TASK DIRECTIONS ::
Gather all lines in the entries below that include the word "JSON".
======== TASK INPUTS ========
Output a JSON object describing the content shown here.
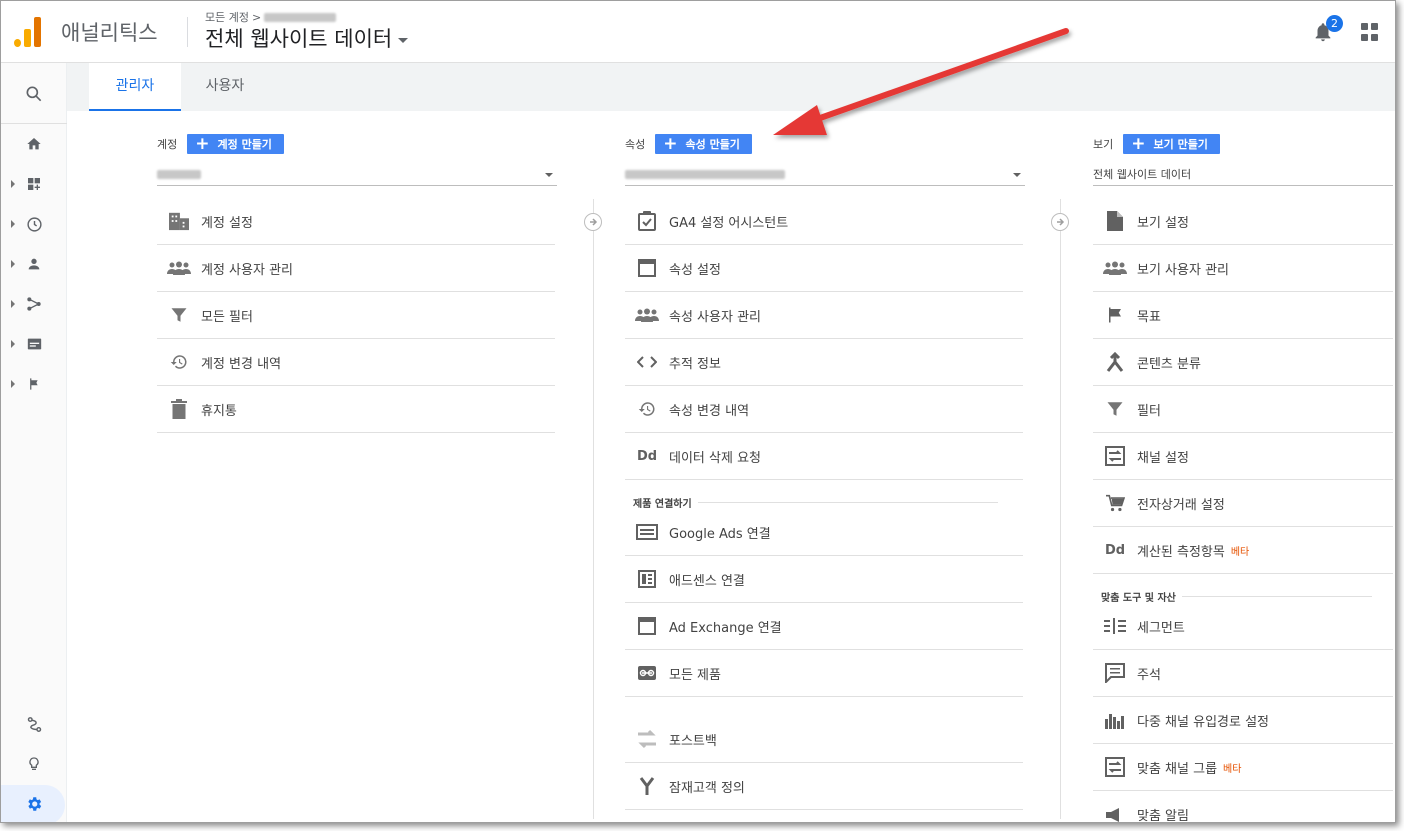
{
  "app": {
    "name": "애널리틱스"
  },
  "breadcrumb": {
    "root": "모든 계정",
    "sep": ">"
  },
  "view_title": "전체 웹사이트 데이터",
  "notifications": {
    "count": "2"
  },
  "tabs": [
    {
      "label": "관리자"
    },
    {
      "label": "사용자"
    }
  ],
  "columns": {
    "account": {
      "header": "계정",
      "create_label": "계정 만들기",
      "items": [
        {
          "label": "계정 설정",
          "icon": "building-icon"
        },
        {
          "label": "계정 사용자 관리",
          "icon": "people-icon"
        },
        {
          "label": "모든 필터",
          "icon": "filter-icon"
        },
        {
          "label": "계정 변경 내역",
          "icon": "history-icon"
        },
        {
          "label": "휴지통",
          "icon": "trash-icon"
        }
      ]
    },
    "property": {
      "header": "속성",
      "create_label": "속성 만들기",
      "items": [
        {
          "label": "GA4 설정 어시스턴트",
          "icon": "checklist-icon"
        },
        {
          "label": "속성 설정",
          "icon": "window-icon"
        },
        {
          "label": "속성 사용자 관리",
          "icon": "people-icon"
        },
        {
          "label": "추적 정보",
          "icon": "code-icon"
        },
        {
          "label": "속성 변경 내역",
          "icon": "history-icon"
        },
        {
          "label": "데이터 삭제 요청",
          "icon": "dd-icon"
        }
      ],
      "section": "제품 연결하기",
      "link_items": [
        {
          "label": "Google Ads 연결",
          "icon": "ads-icon"
        },
        {
          "label": "애드센스 연결",
          "icon": "adsense-icon"
        },
        {
          "label": "Ad Exchange 연결",
          "icon": "window-icon"
        },
        {
          "label": "모든 제품",
          "icon": "link-icon"
        }
      ],
      "extra_items": [
        {
          "label": "포스트백",
          "icon": "swap-icon"
        },
        {
          "label": "잠재고객 정의",
          "icon": "fork-icon"
        }
      ]
    },
    "view": {
      "header": "보기",
      "create_label": "보기 만들기",
      "selected": "전체 웹사이트 데이터",
      "items": [
        {
          "label": "보기 설정",
          "icon": "document-icon"
        },
        {
          "label": "보기 사용자 관리",
          "icon": "people-icon"
        },
        {
          "label": "목표",
          "icon": "flag-icon"
        },
        {
          "label": "콘텐츠 분류",
          "icon": "merge-icon"
        },
        {
          "label": "필터",
          "icon": "filter-icon"
        },
        {
          "label": "채널 설정",
          "icon": "channel-icon"
        },
        {
          "label": "전자상거래 설정",
          "icon": "cart-icon"
        },
        {
          "label": "계산된 측정항목",
          "icon": "dd-icon",
          "badge": "베타"
        }
      ],
      "section": "맞춤 도구 및 자산",
      "tool_items": [
        {
          "label": "세그먼트",
          "icon": "segment-icon"
        },
        {
          "label": "주석",
          "icon": "comment-icon"
        },
        {
          "label": "다중 채널 유입경로 설정",
          "icon": "bars-icon"
        },
        {
          "label": "맞춤 채널 그룹",
          "icon": "channel-icon",
          "badge": "베타"
        },
        {
          "label": "맞춤 알림",
          "icon": "megaphone-icon"
        }
      ]
    }
  },
  "colors": {
    "accent": "#1a73e8",
    "button": "#4285f4",
    "annotation_arrow": "#e53935",
    "beta": "#e65100"
  }
}
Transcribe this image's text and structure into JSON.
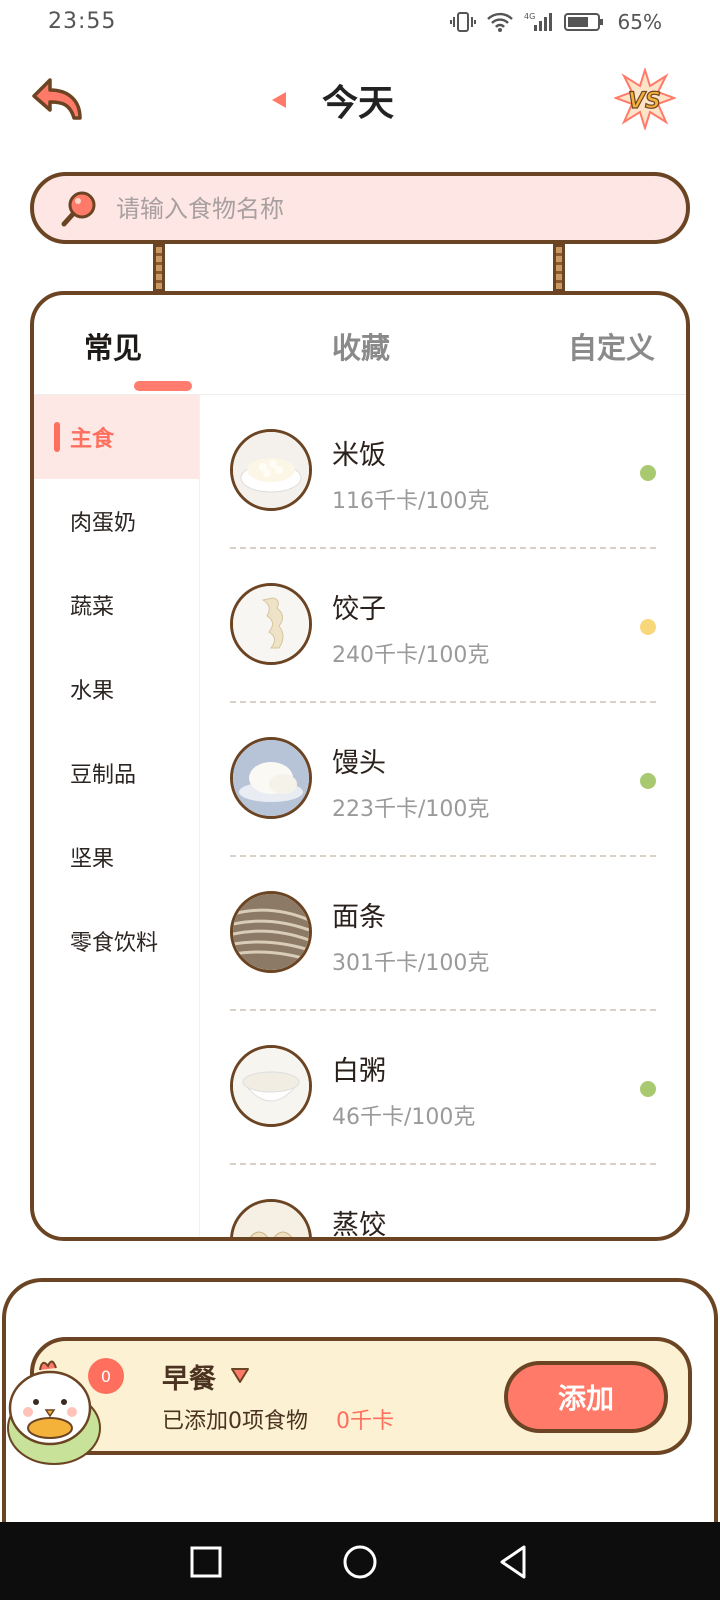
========
TASK OUTPUT ::
Output a JSON object describing the content shown here.
Transcribe this image's text and structure into JSON.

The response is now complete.